the way it crystallizes - forming beautiful crystals in response to
positive thoughts, words, and emotions and ugly crystals (or no
crystals) in response to negative thoughts, words, and emotions (or
pollution). There is absolutely no scientific evidence to support
his claims. I discuss my thoughts on his popularity (among
Comparison of Drinking Water
I developed a Comparison
Table listing different drinking water treatment technologies and
the contaminants they remove to make it easier for you to determine
which process, or combination of processes will be best for your
particular drinking water situation.
this table is too large for your screen, I have
broken it into two separate tables, one
covering the biological
and the other covering the
They should be
easier to read on monitors set at 800 X 600.
I also developed another
table that shows similar water treatment information in a somewhat
different format that you might want to take a look at. This
table is geared mostly to point of use water treatment methods.
Quality Association (WQA) also has a Table
of Water Contaminants, their health effects, and removal methods
The pore size of a filter determines
how well it removes harmful particulate contaminants like asbestos, parasitic cysts, and
Solid Block, Activated Carbon filters have very small carbon
particles bonded into a tightly packed matrix with uniform pores, typically
between 0.5 and 1.0 micron, and can reliably remove small particulate
Granular Activated Charcoal (GAC) filters have relatively large,
and irregular sized pores (10 microns would probably be the minimum size to
expect), so it is impossible to state with
any certainty what size particles would be removed. Channeling can also
dump unfiltered water into the output stream.
only filters should never be relied on exclusively to provide protection from
small particulate contaminants.
a full sized figure that compares the relative size of several biological contaminants
with the pore size
of some common filters.
of Long-Term Costs for Water
||Have you considered how much it will cost to obtain
pure, safe water for the next 5, 10, 20, or even 40 years?
||When you decide to protect yourself and your family
from drinking water contaminants, 40 years may seem like a very long
time to think about treatment costs.....
||If you plan to use just 10 gallons of purified
water a week (less than 1.5 gallons per day), the water treatment method you select can mean the
difference between spending about $1,500 over 40 years or spending more
than $31,000 for pure, safe water!
||Click below on the amount of purified water you use
(or would like to use) per week. This will display a table and graph
comparing the average costs of some common treatment methods (bottled
water, distillation, reverse osmosis, SBAC filtration, and pitcher
cost tables (as well as the filter performance tables) convinced me to consider seriously a top-of-the line, Solid
Block, Activated Carbon (SBAC) filtration system. Although the
initial cost was higher than many cheaper alternatives, the cost over several years was much
lower than other options - at most usage levels. The fact that SBAC
filtration was simpler to use than other methods and significantly
contaminants I was liable to experience in my municipal water, sold me
on the technology.
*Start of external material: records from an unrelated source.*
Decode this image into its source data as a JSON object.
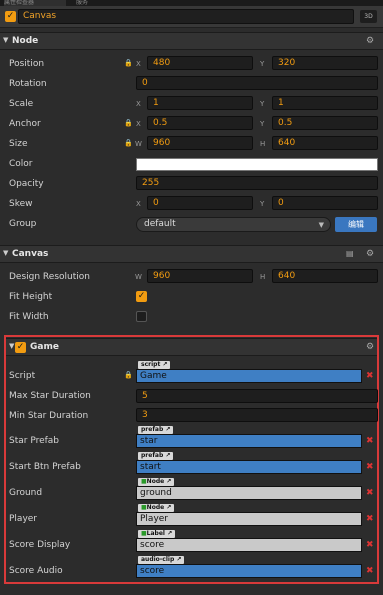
{
  "tabs": [
    "属性检查器",
    "服务"
  ],
  "node": {
    "name": "Canvas",
    "badge": "3D"
  },
  "sections": {
    "node": "Node",
    "canvas": "Canvas",
    "game": "Game"
  },
  "node_props": {
    "position": {
      "label": "Position",
      "x": "480",
      "y": "320"
    },
    "rotation": {
      "label": "Rotation",
      "value": "0"
    },
    "scale": {
      "label": "Scale",
      "x": "1",
      "y": "1"
    },
    "anchor": {
      "label": "Anchor",
      "x": "0.5",
      "y": "0.5"
    },
    "size": {
      "label": "Size",
      "w": "960",
      "h": "640"
    },
    "color": {
      "label": "Color",
      "value": "#ffffff"
    },
    "opacity": {
      "label": "Opacity",
      "value": "255"
    },
    "skew": {
      "label": "Skew",
      "x": "0",
      "y": "0"
    },
    "group": {
      "label": "Group",
      "value": "default",
      "edit": "编辑"
    }
  },
  "axes": {
    "x": "X",
    "y": "Y",
    "w": "W",
    "h": "H"
  },
  "canvas_props": {
    "design_resolution": {
      "label": "Design Resolution",
      "w": "960",
      "h": "640"
    },
    "fit_height": {
      "label": "Fit Height",
      "checked": true
    },
    "fit_width": {
      "label": "Fit Width",
      "checked": false
    }
  },
  "game_props": {
    "script": {
      "label": "Script",
      "tag": "script",
      "value": "Game"
    },
    "max_star_duration": {
      "label": "Max Star Duration",
      "value": "5"
    },
    "min_star_duration": {
      "label": "Min Star Duration",
      "value": "3"
    },
    "star_prefab": {
      "label": "Star Prefab",
      "tag": "prefab",
      "value": "star"
    },
    "start_btn_prefab": {
      "label": "Start Btn Prefab",
      "tag": "prefab",
      "value": "start"
    },
    "ground": {
      "label": "Ground",
      "tag": "Node",
      "value": "ground"
    },
    "player": {
      "label": "Player",
      "tag": "Node",
      "value": "Player"
    },
    "score_display": {
      "label": "Score Display",
      "tag": "Label",
      "value": "score"
    },
    "score_audio": {
      "label": "Score Audio",
      "tag": "audio-clip",
      "value": "score"
    }
  },
  "icons": {
    "check": "checkmark-icon",
    "lock": "lock-icon",
    "gear": "gear-icon",
    "book": "book-icon",
    "arrow": "triangle-down-icon",
    "remove": "close-icon",
    "link": "external-link-icon",
    "dropdown": "dropdown-arrow-icon"
  },
  "colors": {
    "accent": "#f29c11",
    "blue_ref": "#3f7fc4",
    "highlight": "#d93a3a",
    "edit_button": "#3a77c0"
  }
}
I have provided some information
on how to request information about
my recommendation for a top-of-the-line SBAC filtration system.
advised that the information on this page and on this site is for
general educational information only and is NOT intended to make any
specific health claims or recommend any specific treatment method or
preventative advice for any health issue or problem. Consult your
physician or a health specialist for specific steps to take for your
specific health requirements!
|Copyright © 2005 Randy Johnson. All rights reserved.
Updated November 2011